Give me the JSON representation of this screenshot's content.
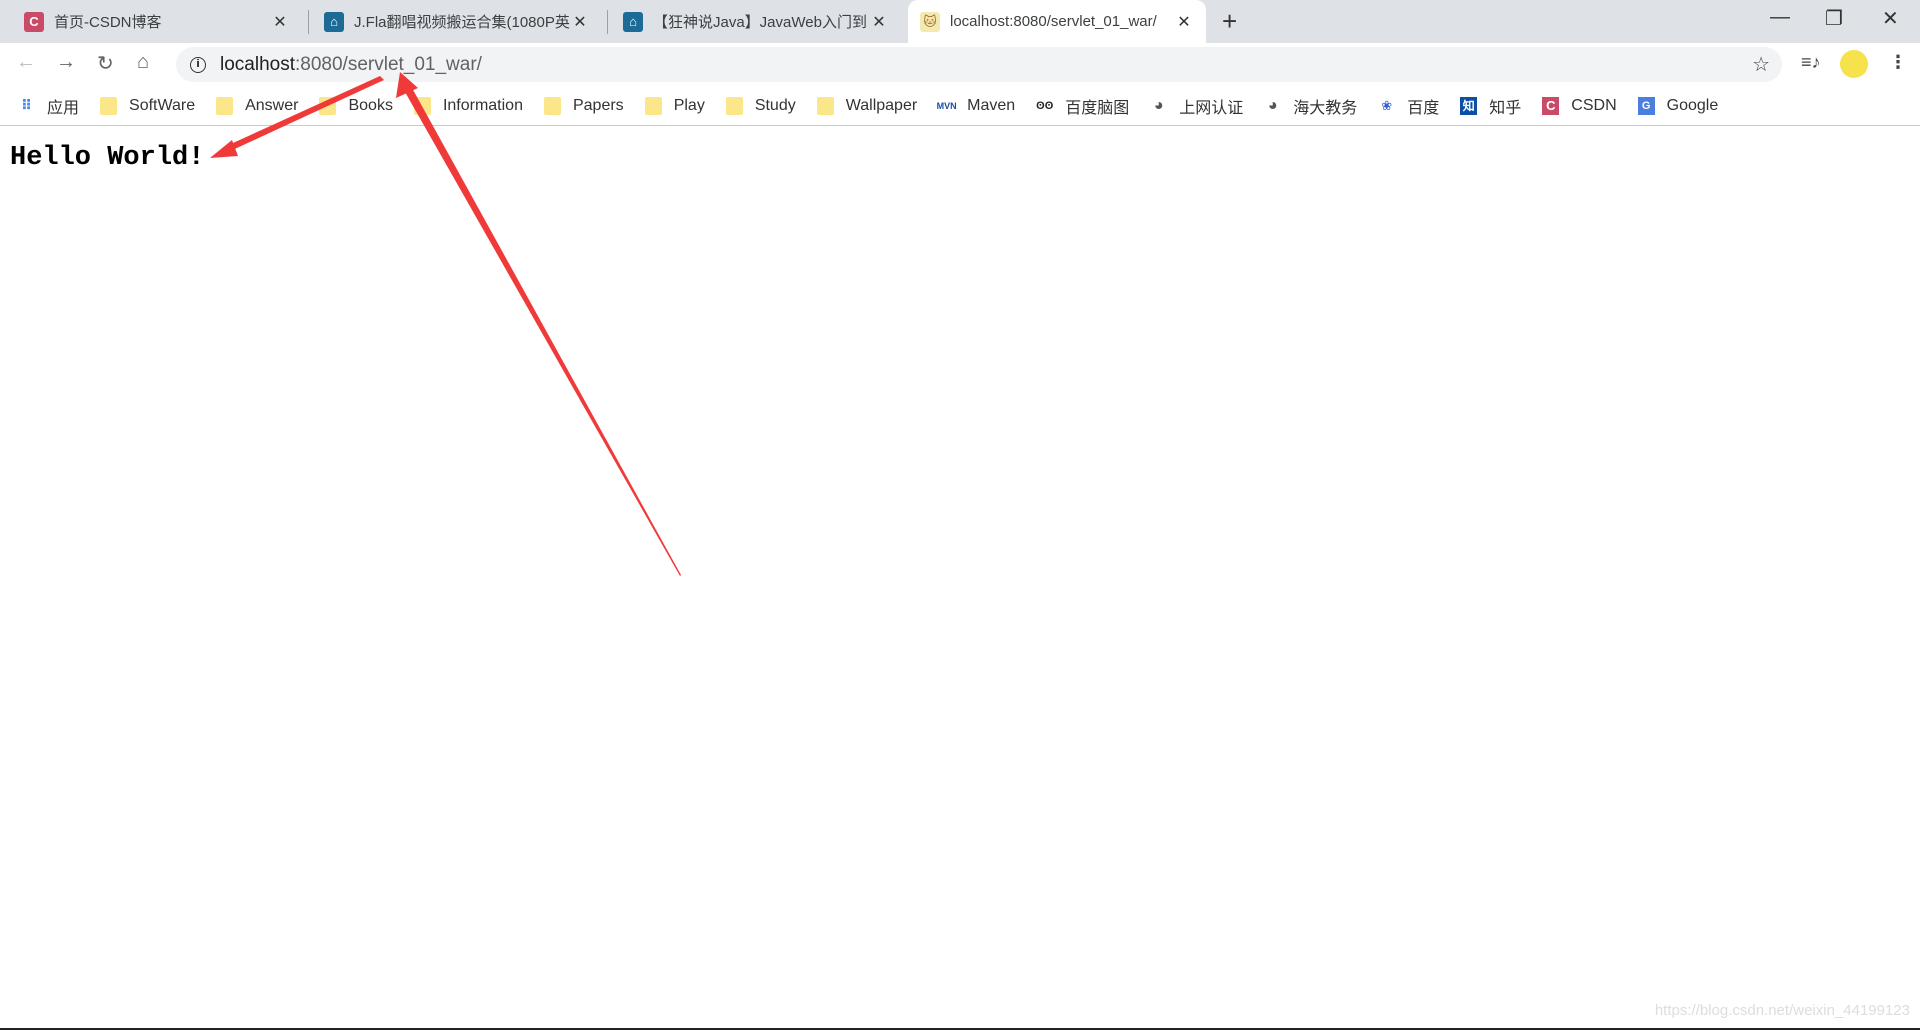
{
  "tabs": [
    {
      "title": "首页-CSDN博客",
      "icon": "csdn-icon",
      "icon_color": "#c94b67"
    },
    {
      "title": "J.Fla翻唱视频搬运合集(1080P英",
      "icon": "bilibili-icon",
      "icon_color": "#1c6b96"
    },
    {
      "title": "【狂神说Java】JavaWeb入门到",
      "icon": "bilibili-icon",
      "icon_color": "#1c6b96"
    },
    {
      "title": "localhost:8080/servlet_01_war/",
      "icon": "tomcat-icon",
      "active": true
    }
  ],
  "address": {
    "host": "localhost",
    "path": ":8080/servlet_01_war/"
  },
  "bookmarks": [
    {
      "label": "应用",
      "icon": "apps-icon"
    },
    {
      "label": "SoftWare",
      "icon": "folder-icon"
    },
    {
      "label": "Answer",
      "icon": "folder-icon"
    },
    {
      "label": "Books",
      "icon": "folder-icon"
    },
    {
      "label": "Information",
      "icon": "folder-icon"
    },
    {
      "label": "Papers",
      "icon": "folder-icon"
    },
    {
      "label": "Play",
      "icon": "folder-icon"
    },
    {
      "label": "Study",
      "icon": "folder-icon"
    },
    {
      "label": "Wallpaper",
      "icon": "folder-icon"
    },
    {
      "label": "Maven",
      "icon": "maven-icon",
      "glyph": "MVN"
    },
    {
      "label": "百度脑图",
      "icon": "owl-icon",
      "glyph": "ʘʘ"
    },
    {
      "label": "上网认证",
      "icon": "globe-icon",
      "glyph": "◕"
    },
    {
      "label": "海大教务",
      "icon": "globe-icon",
      "glyph": "◕"
    },
    {
      "label": "百度",
      "icon": "baidu-paw-icon",
      "glyph": "🐾"
    },
    {
      "label": "知乎",
      "icon": "zhihu-icon",
      "glyph": "知"
    },
    {
      "label": "CSDN",
      "icon": "csdn-icon",
      "glyph": "C"
    },
    {
      "label": "Google",
      "icon": "google-translate-icon",
      "glyph": "G"
    }
  ],
  "page": {
    "text": "Hello World!"
  },
  "watermark": "https://blog.csdn.net/weixin_44199123",
  "annotation_color": "#f03a3a"
}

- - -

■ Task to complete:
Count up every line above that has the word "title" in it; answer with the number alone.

■ Problem solution:
4